Let’s say a new show about the zombie apocalypse recently debuted on Netflix. All your friends are talking about how the series keeps them on the edge of their seats, and you want in on the action, only you don’t have a Netflix account.
To sign up for the streaming service, a new Netflix user would need to provide an email address, password, credit card information and a billing address. A savvy hacker will try and lure people into entering this valuable information into a fake website. Instead of signing up for Netflix, you could be sending your personal information to a hacker who can steal or sell your identity.
This is one of the many unsuspecting ways that online consumers can mistakenly pass on private information, and hackers count on uninformed internet users to be unfamiliar with the importance of cyber security. Cal Poly Pomona students are on the forefront of cyber-attack systems and methods to prevent the invasion of online privacy. Their charge is to spread awareness through their community and advance their knowledge and skills to become key players in cyber security.
Netflix and Steal
The Netflix scenario was created by students in the College of Business Administration’s Mitch Hill Center for Digital Innovations, the first student-run data center in the country.
Daneli Galan, a computer information systems student, is a co-director of the center and helped lead the Netflix demo. On one computer, you can input your personal information, and a second monitor shows how the information is easily transferred to a hacker.

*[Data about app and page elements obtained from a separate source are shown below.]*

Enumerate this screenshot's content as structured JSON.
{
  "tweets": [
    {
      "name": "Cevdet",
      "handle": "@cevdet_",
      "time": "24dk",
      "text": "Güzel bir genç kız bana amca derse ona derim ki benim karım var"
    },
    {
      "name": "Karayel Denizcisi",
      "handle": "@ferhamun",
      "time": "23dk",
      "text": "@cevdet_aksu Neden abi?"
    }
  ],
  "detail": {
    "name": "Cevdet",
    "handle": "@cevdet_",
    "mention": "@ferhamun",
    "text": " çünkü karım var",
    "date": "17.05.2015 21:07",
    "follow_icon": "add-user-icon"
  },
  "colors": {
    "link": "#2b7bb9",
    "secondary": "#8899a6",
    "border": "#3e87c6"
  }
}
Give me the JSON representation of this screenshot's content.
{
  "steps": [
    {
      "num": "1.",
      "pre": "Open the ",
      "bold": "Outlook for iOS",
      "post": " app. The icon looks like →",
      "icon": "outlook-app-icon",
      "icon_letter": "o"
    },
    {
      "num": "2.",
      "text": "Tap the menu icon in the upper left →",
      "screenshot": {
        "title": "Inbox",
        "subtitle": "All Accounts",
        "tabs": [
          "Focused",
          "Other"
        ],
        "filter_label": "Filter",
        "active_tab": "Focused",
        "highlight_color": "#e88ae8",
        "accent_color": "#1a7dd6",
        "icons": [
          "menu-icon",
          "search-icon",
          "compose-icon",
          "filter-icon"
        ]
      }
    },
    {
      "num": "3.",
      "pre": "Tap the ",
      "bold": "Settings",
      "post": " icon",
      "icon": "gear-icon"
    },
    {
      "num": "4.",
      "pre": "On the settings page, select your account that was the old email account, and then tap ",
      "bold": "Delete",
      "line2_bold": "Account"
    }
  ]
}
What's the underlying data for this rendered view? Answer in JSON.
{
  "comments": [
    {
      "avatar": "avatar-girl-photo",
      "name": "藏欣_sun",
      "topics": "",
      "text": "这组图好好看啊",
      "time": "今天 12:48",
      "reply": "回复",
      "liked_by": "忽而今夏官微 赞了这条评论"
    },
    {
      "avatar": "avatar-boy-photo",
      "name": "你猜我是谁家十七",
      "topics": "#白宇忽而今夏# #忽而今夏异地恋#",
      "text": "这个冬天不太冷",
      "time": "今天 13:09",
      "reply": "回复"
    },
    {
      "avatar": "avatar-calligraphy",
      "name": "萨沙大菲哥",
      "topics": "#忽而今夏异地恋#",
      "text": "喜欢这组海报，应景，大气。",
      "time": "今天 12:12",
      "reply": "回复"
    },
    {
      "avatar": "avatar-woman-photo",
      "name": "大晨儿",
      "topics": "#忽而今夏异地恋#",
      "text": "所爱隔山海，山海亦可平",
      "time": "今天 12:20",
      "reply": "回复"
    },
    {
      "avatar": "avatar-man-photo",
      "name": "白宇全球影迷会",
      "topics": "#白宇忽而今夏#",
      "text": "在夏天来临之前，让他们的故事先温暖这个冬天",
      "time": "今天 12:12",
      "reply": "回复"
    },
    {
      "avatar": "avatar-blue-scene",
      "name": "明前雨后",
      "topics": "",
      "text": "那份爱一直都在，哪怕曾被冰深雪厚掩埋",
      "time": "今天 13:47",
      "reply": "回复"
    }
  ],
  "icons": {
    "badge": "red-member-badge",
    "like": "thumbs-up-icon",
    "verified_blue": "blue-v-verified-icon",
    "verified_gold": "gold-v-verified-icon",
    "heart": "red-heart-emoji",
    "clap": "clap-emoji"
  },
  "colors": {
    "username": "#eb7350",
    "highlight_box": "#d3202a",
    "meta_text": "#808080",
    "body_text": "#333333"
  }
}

“I already knew I wanted to do something with computers in high school,” says Galan, who graduated in December. “Building the actual infrastructure from the ground up, helping people program their software and being the main person to build it … it really drew me in.”
“Building the actual infrastructure from the ground up, helping people program their software and being the main person to build it — it really drew me in.”
The center allows students to design and test cloud solutions and provides an industry environment for students like Galan to translate their knowledge into applicable skills.
“I think what we’re doing at the student-run data center is what we’re going to be doing in the work field,” Galan says. “A lot of students don’t have the resources to work with the actual hardware because it’s really expensive, but we get to work with it at the center. Each team member also has different skills and we all learn from each other and help each other.”
Industry Hands-on Learning
Hacking the Competition
It’s the middle of the workday around 3 p.m., and a computer user notices the mouse arrow moving on its own. The monitor flickers, turns blue and after a computer reset, pop-up ads appear one after the other on the screen.
These are signs that a computer has been hacked, signals that Cal Poly Pomona students are on the alert for to block the hacker and keep a fictitious business’ website and systems running during cyber competitions. A compromised computer means a hacker is attempting to gain access to the business’ systems. When students read the metadata, a set of data that provides information about a specific file or document, it shows an outside IP address that they can actively block to prevent the internal systems from being corrupted.
This live interaction with hackers and his attempts to successfully block them from corrupting servers excites Silas Shen.
“That confrontation with the hackers and an online push and pull of successfully locking them out at certain points is what gets my blood pumping,” Shen says. “Figuring out what exactly happened and using your knowledge to confidently say, ‘This is how they got in and this is how we’re going to stop it so they can’t get in,’ that’s another fun part.”
The computer information systems sophomore got hooked on cyber security after entering competitions in high school and being mentored by Cal Poly Pomona students and faculty through Cyber Patriot, a program that inspires K-12 students to pursue cyber security or STEM careers. He continued to enter these competitions at Cal Poly Pomona.
Phishing for Information
An email like this might lead an unsuspecting Amazon user to fill out the form, inputting needed information to retrieve an order. The recipient is deceived by the widely-known company name, ignores the odd email address, and possibly the fact that the user didn’t order a recent package. A hacker, who has successfully landed phishing emails into thousands of inboxes and now has access to the credit card numbers, addresses and login passwords of hundreds of customers, now has this user’s information too.
Senior Josh Silva spent his summer researching and tagging common cyber security attacks to increase preventative measures that would stop specific attacks before they reach the user, including the above email.
“Network attacks are the No. 1 thing that people get,” says the computer engineering student. “I really had to understand what type of attacks there are and what I can do in terms of the present to prevent it. You can’t keep track of what hackers are doing because they’re always thinking of new things to do, so in terms of a hacker’s point of view, I really understood the process of what attacks happened under what specific category.”
Silva used Zeek, a free and open source software network analysis framework, to correctly tag popular network attacks so that a system can correctly block it from coming through a specific level of the network. For instance, spam emails routinely pass through email systems and land in a user’s inbox, telling stories of princes who need help with ransom money or sending a bogus link that, when clicked, will install malware on a computer. Correctly tagging those attacks in the system will prevent the emails from entering an email inbox and leaving a user from infecting their own computer.
“People can really gather that data with their expertise, and since data is online, we want to make it secure,” Silva says. “Since cyber security is a big thing right now, my No. 1 thing is to make sure that we want a model to prevent someone from trying to get in because there’s always a process in how an attack works.”
His research data will be available to the public and can be used in future research projects and can be incorporated into programs and systems as a preventative cyber security measure.
Published February 7, 2020